The project quickly took on a life of its own, and soon the band had assembled an unmatched roster of women from across a broad range of genres to lend their vocals to what NPR describes as Mercury Rev’s “spectral new arrangements.” With a different singer on each track, it would be easy for a collection like this to come across as disjointed, but instead ‘The Delta Sweete Revisited’ feels beautifully cohesive, with each vocalist illuminating a unique facet of Gentry’s complicated artistry.
“It was essential to have all these strong feminine personalities on these songs because it was the only way that three men from upstate New York were ever going to be able to approach this album,” says Donahue. “The female voice is the one thing that cuts straight to the heart of everything in this world, the one thing that seems to penetrate every bit of matter that’s ever been created. Jesse and Grasshopper and I all have deep emotional connections to the music, but we’re ultimately coming to it with a limited, male, five-sense frequency band. Once we started hearing our recordings with all of the women singing in their own sincerity, it brought everything well above ultraviolet to us. It was more than we could have hoped for.”

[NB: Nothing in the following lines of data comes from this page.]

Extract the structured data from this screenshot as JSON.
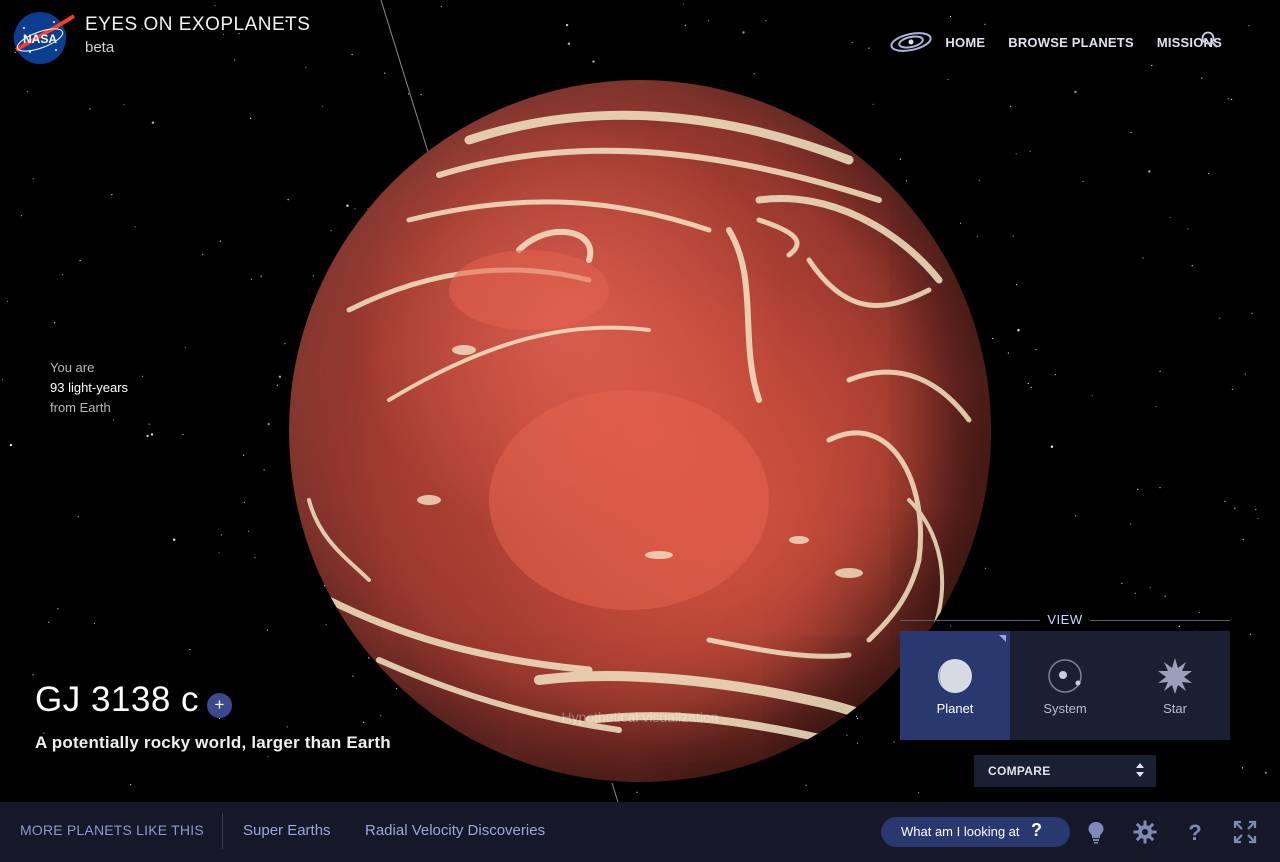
{
  "header": {
    "title": "EYES ON EXOPLANETS",
    "subtitle": "beta",
    "logo_text": "NASA",
    "nav": [
      "HOME",
      "BROWSE PLANETS",
      "MISSIONS"
    ]
  },
  "distance": {
    "line1": "You are",
    "line2": "93 light-years",
    "line3": "from Earth"
  },
  "planet": {
    "name": "GJ 3138 c",
    "add_label": "+",
    "tagline": "A potentially rocky world, larger than Earth",
    "visualization_note": "Hypothetical visualization"
  },
  "view": {
    "title": "VIEW",
    "options": [
      {
        "label": "Planet",
        "icon": "planet-icon",
        "active": true
      },
      {
        "label": "System",
        "icon": "system-icon",
        "active": false
      },
      {
        "label": "Star",
        "icon": "star-icon",
        "active": false
      }
    ],
    "compare_label": "COMPARE"
  },
  "bottom_bar": {
    "more_label": "MORE PLANETS LIKE THIS",
    "categories": [
      "Super Earths",
      "Radial Velocity Discoveries"
    ],
    "what_label": "What am I looking at",
    "what_icon": "?",
    "tools": [
      "lightbulb-icon",
      "settings-icon",
      "help-icon",
      "fullscreen-icon"
    ]
  },
  "colors": {
    "accent": "#2a3870",
    "panel": "#1b1f33",
    "bar": "#141829",
    "link": "#9ba7dc",
    "planet_base": "#c94a3b"
  }
}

Since forming in 1989, Mercury Rev has made a career out of boldly exploring the fringes of artistic perception, channeling colors and sounds and visions that always seem just beyond our mortal reach. The Guardian hailed the group as “a rarity in indie rock: a band who have continually evolved their sound, pushing at the boundaries of what rock music actually means over 25 years, borrowing from jazz, funk, doo-wop, techno, folk and more along the way,” while Rolling Stone praised their “majestic chaos,” and the BBC lauded their “shimmering psychedelic pop, immersive indie-rock, [and] spectacularly engrossing passages of sumptuous instrumentation.” The band’s 1991 debut, ‘Yerself Is Steam,’ landed on Pitchfork’s rundown of the Best Shoegaze Albums of All Time, and their 1998 breakthrough, ‘Deserter’s Songs,’ was named NME’s Album of the Year upon its release. Major festival and television performances around the world solidified their status as that rare group capable of straddling the line between mainstream appeal and progressive musical and technological experimentation, but the band’s journey was also a tumultuous one, full of lineup changes, setbacks, and heartbreak.

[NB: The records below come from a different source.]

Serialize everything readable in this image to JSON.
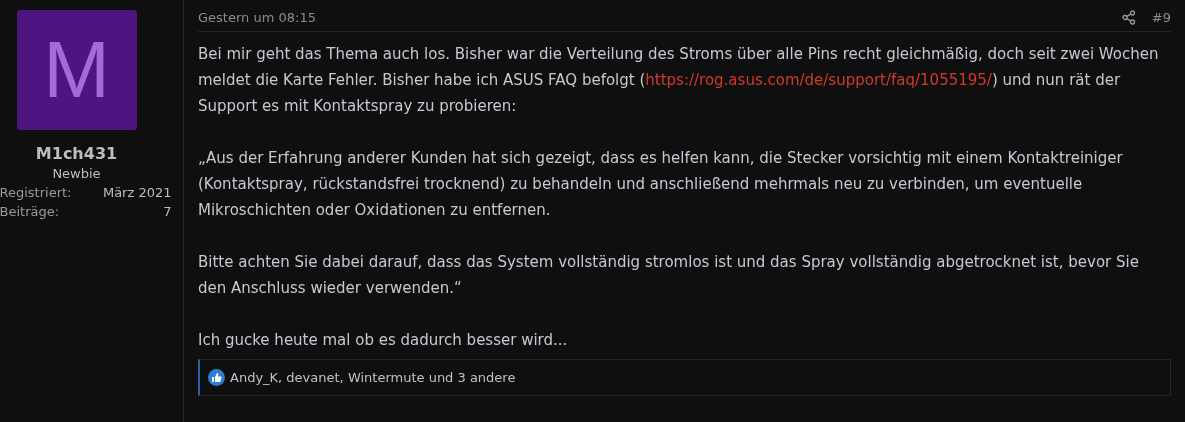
{
  "author": {
    "avatar_letter": "M",
    "name": "M1ch431",
    "rank": "Newbie",
    "stats": [
      {
        "label": "Registriert:",
        "value": "März 2021"
      },
      {
        "label": "Beiträge:",
        "value": "7"
      }
    ]
  },
  "post": {
    "date": "Gestern um 08:15",
    "number": "#9",
    "paragraphs": [
      {
        "kind": "link",
        "before": "Bei mir geht das Thema auch los. Bisher war die Verteilung des Stroms über alle Pins recht gleichmäßig, doch seit zwei Wochen meldet die Karte Fehler. Bisher habe ich ASUS FAQ befolgt (",
        "link": "https://rog.asus.com/de/support/faq/1055195/",
        "after": ") und nun rät der Support es mit Kontaktspray zu probieren:"
      },
      {
        "kind": "text",
        "text": "„Aus der Erfahrung anderer Kunden hat sich gezeigt, dass es helfen kann, die Stecker vorsichtig mit einem Kontaktreiniger (Kontaktspray, rückstandsfrei trocknend) zu behandeln und anschließend mehrmals neu zu verbinden, um eventuelle Mikroschichten oder Oxidationen zu entfernen."
      },
      {
        "kind": "text",
        "text": "Bitte achten Sie dabei darauf, dass das System vollständig stromlos ist und das Spray vollständig abgetrocknet ist, bevor Sie den Anschluss wieder verwenden.“"
      },
      {
        "kind": "text",
        "text": "Ich gucke heute mal ob es dadurch besser wird..."
      }
    ],
    "reactions": "Andy_K, devanet, Wintermute und 3 andere"
  }
}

“We made a record in 1995 called ‘See You On The Other Side,’ and that, to us, was the gem,” reflects Donahue. “No one else seemed to understand it at the time, though, and looking back, I think there’s an emotional parallel between our experience with that album and Bobbie’s experience with ‘The Delta Sweete.’ Listening to Bobbie’s record and understanding the context, we could feel our own sympathetic strings being strummed.”

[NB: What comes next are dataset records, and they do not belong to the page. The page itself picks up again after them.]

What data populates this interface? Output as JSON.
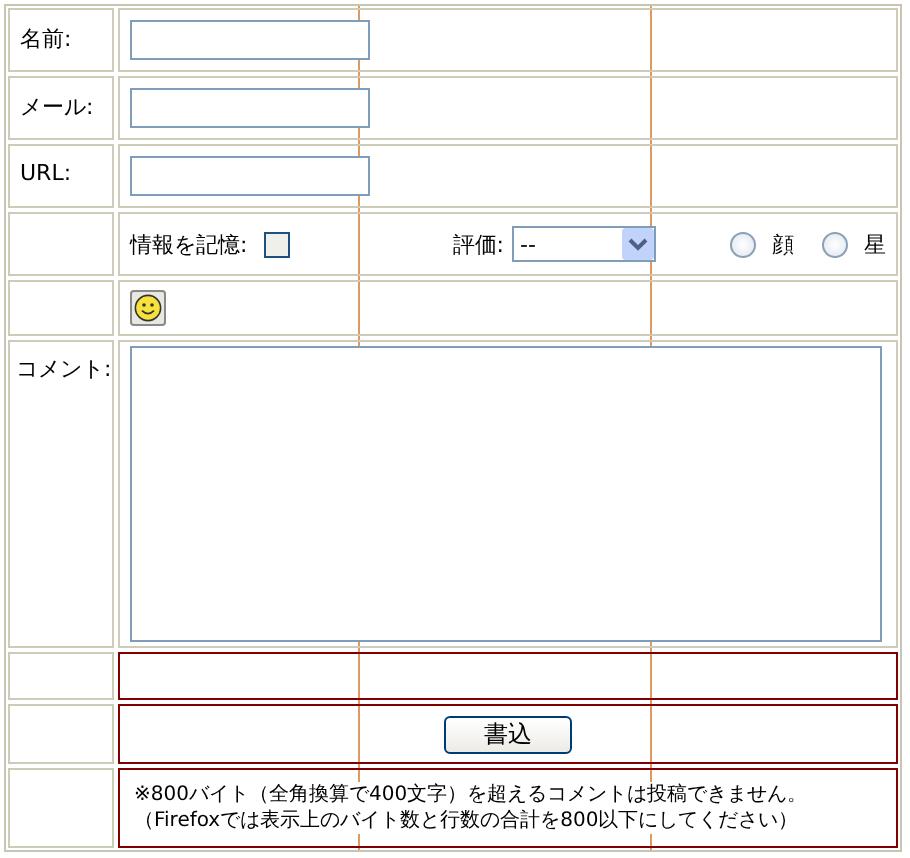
{
  "fields": [
    {
      "label": "名前:"
    },
    {
      "label": "メール:"
    },
    {
      "label": "URL:"
    }
  ],
  "remember": {
    "label": "情報を記憶:",
    "checked": false
  },
  "rating": {
    "label": "評価:",
    "value": "--"
  },
  "icon_modes": [
    {
      "label": "顔",
      "selected": false
    },
    {
      "label": "星",
      "selected": false
    }
  ],
  "comment": {
    "label": "コメント:"
  },
  "submit": "書込",
  "notes": [
    "※800バイト（全角換算で400文字）を超えるコメントは投稿できません。",
    "（Firefoxでは表示上のバイト数と行数の合計を800以下にしてください）"
  ]
}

Ultimately, ‘The Delta Sweete Revisited’ is about much more than recognition or reward. It’s a tribute to the enduring legacy of an artist who forged a path for so many to follow, a testament to the power of our connection to the music that speaks to our most intimate selves, a timely contribution to a dialogue about autonomy and equality that stretches far beyond the art itself.
“When we heard the final playback of Bobbie’s songs with each of these women singing, we realized we were part of something much bigger than ourselves,” concludes Donahue. “As an artist, there’s nothing that tops that.”